Assignment: Copy each line below exactly.
===== The data
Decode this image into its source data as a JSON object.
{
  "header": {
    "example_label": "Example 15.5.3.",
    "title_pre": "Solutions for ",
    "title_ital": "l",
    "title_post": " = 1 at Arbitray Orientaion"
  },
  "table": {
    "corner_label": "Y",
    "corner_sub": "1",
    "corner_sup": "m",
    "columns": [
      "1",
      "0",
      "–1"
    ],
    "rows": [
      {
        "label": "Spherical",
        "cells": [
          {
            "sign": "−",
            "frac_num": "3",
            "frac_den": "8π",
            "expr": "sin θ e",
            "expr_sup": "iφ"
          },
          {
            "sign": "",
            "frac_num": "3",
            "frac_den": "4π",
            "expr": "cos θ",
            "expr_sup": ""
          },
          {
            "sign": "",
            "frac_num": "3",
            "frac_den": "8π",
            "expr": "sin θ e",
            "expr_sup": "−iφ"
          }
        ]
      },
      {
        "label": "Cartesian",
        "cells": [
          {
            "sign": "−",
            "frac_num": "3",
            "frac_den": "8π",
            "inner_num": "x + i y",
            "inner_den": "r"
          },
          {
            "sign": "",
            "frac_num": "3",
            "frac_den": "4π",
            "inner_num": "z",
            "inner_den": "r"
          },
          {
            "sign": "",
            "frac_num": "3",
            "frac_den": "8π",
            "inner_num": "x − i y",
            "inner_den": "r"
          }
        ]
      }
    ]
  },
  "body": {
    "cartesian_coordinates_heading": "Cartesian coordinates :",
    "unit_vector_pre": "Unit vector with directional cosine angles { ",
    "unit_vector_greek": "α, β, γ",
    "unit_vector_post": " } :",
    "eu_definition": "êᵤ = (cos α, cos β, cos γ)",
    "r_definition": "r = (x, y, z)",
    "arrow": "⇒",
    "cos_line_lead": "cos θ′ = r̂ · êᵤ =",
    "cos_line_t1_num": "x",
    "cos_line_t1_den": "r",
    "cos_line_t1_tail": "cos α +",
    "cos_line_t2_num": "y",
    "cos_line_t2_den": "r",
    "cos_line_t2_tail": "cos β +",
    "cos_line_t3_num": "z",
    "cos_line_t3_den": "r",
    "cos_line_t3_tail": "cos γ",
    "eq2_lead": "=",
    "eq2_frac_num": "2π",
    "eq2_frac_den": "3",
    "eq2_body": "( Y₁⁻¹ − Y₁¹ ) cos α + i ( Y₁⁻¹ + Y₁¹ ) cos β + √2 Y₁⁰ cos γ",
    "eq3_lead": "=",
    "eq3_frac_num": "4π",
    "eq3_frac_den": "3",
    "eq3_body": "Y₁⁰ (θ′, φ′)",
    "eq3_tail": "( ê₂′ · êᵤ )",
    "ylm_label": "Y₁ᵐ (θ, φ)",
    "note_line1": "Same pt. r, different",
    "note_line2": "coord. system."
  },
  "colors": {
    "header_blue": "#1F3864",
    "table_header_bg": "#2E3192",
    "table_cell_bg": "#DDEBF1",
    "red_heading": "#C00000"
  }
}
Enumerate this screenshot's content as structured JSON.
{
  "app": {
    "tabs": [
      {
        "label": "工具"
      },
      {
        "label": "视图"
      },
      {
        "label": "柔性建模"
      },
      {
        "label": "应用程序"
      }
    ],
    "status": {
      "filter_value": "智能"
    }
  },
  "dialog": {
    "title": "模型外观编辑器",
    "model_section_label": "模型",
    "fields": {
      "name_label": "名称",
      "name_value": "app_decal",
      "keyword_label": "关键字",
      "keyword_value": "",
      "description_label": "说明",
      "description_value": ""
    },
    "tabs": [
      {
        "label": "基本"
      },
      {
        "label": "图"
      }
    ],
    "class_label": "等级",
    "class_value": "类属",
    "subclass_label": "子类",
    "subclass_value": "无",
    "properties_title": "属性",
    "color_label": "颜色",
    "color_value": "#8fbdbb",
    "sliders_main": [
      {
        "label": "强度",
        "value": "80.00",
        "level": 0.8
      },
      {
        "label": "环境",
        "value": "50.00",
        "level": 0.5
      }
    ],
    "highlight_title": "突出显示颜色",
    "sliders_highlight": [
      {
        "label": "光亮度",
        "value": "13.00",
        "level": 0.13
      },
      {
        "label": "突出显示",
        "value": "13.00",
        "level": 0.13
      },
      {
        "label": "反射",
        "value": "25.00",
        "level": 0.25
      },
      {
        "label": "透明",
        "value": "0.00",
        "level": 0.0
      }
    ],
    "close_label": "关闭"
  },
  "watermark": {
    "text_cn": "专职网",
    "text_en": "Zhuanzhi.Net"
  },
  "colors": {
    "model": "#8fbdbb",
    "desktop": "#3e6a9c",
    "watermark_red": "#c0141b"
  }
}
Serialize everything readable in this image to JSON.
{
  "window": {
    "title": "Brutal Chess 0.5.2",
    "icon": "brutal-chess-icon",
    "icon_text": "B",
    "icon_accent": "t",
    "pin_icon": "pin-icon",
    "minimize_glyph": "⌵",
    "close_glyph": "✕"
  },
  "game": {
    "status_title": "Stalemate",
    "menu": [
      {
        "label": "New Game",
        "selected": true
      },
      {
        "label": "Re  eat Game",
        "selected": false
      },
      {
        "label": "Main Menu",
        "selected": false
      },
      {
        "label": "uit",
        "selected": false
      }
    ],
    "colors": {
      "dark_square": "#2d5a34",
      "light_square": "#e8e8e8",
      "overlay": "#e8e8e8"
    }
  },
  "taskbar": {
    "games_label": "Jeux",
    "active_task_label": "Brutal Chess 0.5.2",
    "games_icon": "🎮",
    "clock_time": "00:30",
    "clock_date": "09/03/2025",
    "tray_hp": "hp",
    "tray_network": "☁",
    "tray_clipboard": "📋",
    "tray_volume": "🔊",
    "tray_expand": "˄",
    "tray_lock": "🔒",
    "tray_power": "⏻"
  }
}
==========
Your solution:
Decode this image into its source data as a JSON object.
{
  "header": {
    "example_label": "Example 15.5.3.",
    "title_pre": "Solutions for ",
    "title_ital": "l",
    "title_post": " = 1 at Arbitray Orientaion"
  },
  "table": {
    "corner_label": "Y",
    "corner_sub": "1",
    "corner_sup": "m",
    "columns": [
      "1",
      "0",
      "–1"
    ],
    "rows": [
      {
        "label": "Spherical",
        "cells": [
          {
            "sign": "−",
            "frac_num": "3",
            "frac_den": "8π",
            "expr": "sin θ e",
            "expr_sup": "iφ"
          },
          {
            "sign": "",
            "frac_num": "3",
            "frac_den": "4π",
            "expr": "cos θ",
            "expr_sup": ""
          },
          {
            "sign": "",
            "frac_num": "3",
            "frac_den": "8π",
            "expr": "sin θ e",
            "expr_sup": "−iφ"
          }
        ]
      },
      {
        "label": "Cartesian",
        "cells": [
          {
            "sign": "−",
            "frac_num": "3",
            "frac_den": "8π",
            "inner_num": "x + i y",
            "inner_den": "r"
          },
          {
            "sign": "",
            "frac_num": "3",
            "frac_den": "4π",
            "inner_num": "z",
            "inner_den": "r"
          },
          {
            "sign": "",
            "frac_num": "3",
            "frac_den": "8π",
            "inner_num": "x − i y",
            "inner_den": "r"
          }
        ]
      }
    ]
  },
  "body": {
    "cartesian_coordinates_heading": "Cartesian coordinates :",
    "unit_vector_pre": "Unit vector with directional cosine angles { ",
    "unit_vector_greek": "α, β, γ",
    "unit_vector_post": " } :",
    "eu_definition": "êᵤ = (cos α, cos β, cos γ)",
    "r_definition": "r = (x, y, z)",
    "arrow": "⇒",
    "cos_line_lead": "cos θ′ = r̂ · êᵤ =",
    "cos_line_t1_num": "x",
    "cos_line_t1_den": "r",
    "cos_line_t1_tail": "cos α +",
    "cos_line_t2_num": "y",
    "cos_line_t2_den": "r",
    "cos_line_t2_tail": "cos β +",
    "cos_line_t3_num": "z",
    "cos_line_t3_den": "r",
    "cos_line_t3_tail": "cos γ",
    "eq2_lead": "=",
    "eq2_frac_num": "2π",
    "eq2_frac_den": "3",
    "eq2_body": "( Y₁⁻¹ − Y₁¹ ) cos α + i ( Y₁⁻¹ + Y₁¹ ) cos β + √2 Y₁⁰ cos γ",
    "eq3_lead": "=",
    "eq3_frac_num": "4π",
    "eq3_frac_den": "3",
    "eq3_body": "Y₁⁰ (θ′, φ′)",
    "eq3_tail": "( ê₂′ · êᵤ )",
    "ylm_label": "Y₁ᵐ (θ, φ)",
    "note_line1": "Same pt. r, different",
    "note_line2": "coord. system."
  },
  "colors": {
    "header_blue": "#1F3864",
    "table_header_bg": "#2E3192",
    "table_cell_bg": "#DDEBF1",
    "red_heading": "#C00000"
  }
}
Enumerate this screenshot's content as structured JSON.
{
  "app": {
    "tabs": [
      {
        "label": "工具"
      },
      {
        "label": "视图"
      },
      {
        "label": "柔性建模"
      },
      {
        "label": "应用程序"
      }
    ],
    "status": {
      "filter_value": "智能"
    }
  },
  "dialog": {
    "title": "模型外观编辑器",
    "model_section_label": "模型",
    "fields": {
      "name_label": "名称",
      "name_value": "app_decal",
      "keyword_label": "关键字",
      "keyword_value": "",
      "description_label": "说明",
      "description_value": ""
    },
    "tabs": [
      {
        "label": "基本"
      },
      {
        "label": "图"
      }
    ],
    "class_label": "等级",
    "class_value": "类属",
    "subclass_label": "子类",
    "subclass_value": "无",
    "properties_title": "属性",
    "color_label": "颜色",
    "color_value": "#8fbdbb",
    "sliders_main": [
      {
        "label": "强度",
        "value": "80.00",
        "level": 0.8
      },
      {
        "label": "环境",
        "value": "50.00",
        "level": 0.5
      }
    ],
    "highlight_title": "突出显示颜色",
    "sliders_highlight": [
      {
        "label": "光亮度",
        "value": "13.00",
        "level": 0.13
      },
      {
        "label": "突出显示",
        "value": "13.00",
        "level": 0.13
      },
      {
        "label": "反射",
        "value": "25.00",
        "level": 0.25
      },
      {
        "label": "透明",
        "value": "0.00",
        "level": 0.0
      }
    ],
    "close_label": "关闭"
  },
  "watermark": {
    "text_cn": "专职网",
    "text_en": "Zhuanzhi.Net"
  },
  "colors": {
    "model": "#8fbdbb",
    "desktop": "#3e6a9c",
    "watermark_red": "#c0141b"
  }
}
Serialize everything readable in this image to JSON.
{
  "window": {
    "title": "Brutal Chess 0.5.2",
    "icon": "brutal-chess-icon",
    "icon_text": "B",
    "icon_accent": "t",
    "pin_icon": "pin-icon",
    "minimize_glyph": "⌵",
    "close_glyph": "✕"
  },
  "game": {
    "status_title": "Stalemate",
    "menu": [
      {
        "label": "New Game",
        "selected": true
      },
      {
        "label": "Re  eat Game",
        "selected": false
      },
      {
        "label": "Main Menu",
        "selected": false
      },
      {
        "label": "uit",
        "selected": false
      }
    ],
    "colors": {
      "dark_square": "#2d5a34",
      "light_square": "#e8e8e8",
      "overlay": "#e8e8e8"
    }
  },
  "taskbar": {
    "games_label": "Jeux",
    "active_task_label": "Brutal Chess 0.5.2",
    "games_icon": "🎮",
    "clock_time": "00:30",
    "clock_date": "09/03/2025",
    "tray_hp": "hp",
    "tray_network": "☁",
    "tray_clipboard": "📋",
    "tray_volume": "🔊",
    "tray_expand": "˄",
    "tray_lock": "🔒",
    "tray_power": "⏻"
  }
}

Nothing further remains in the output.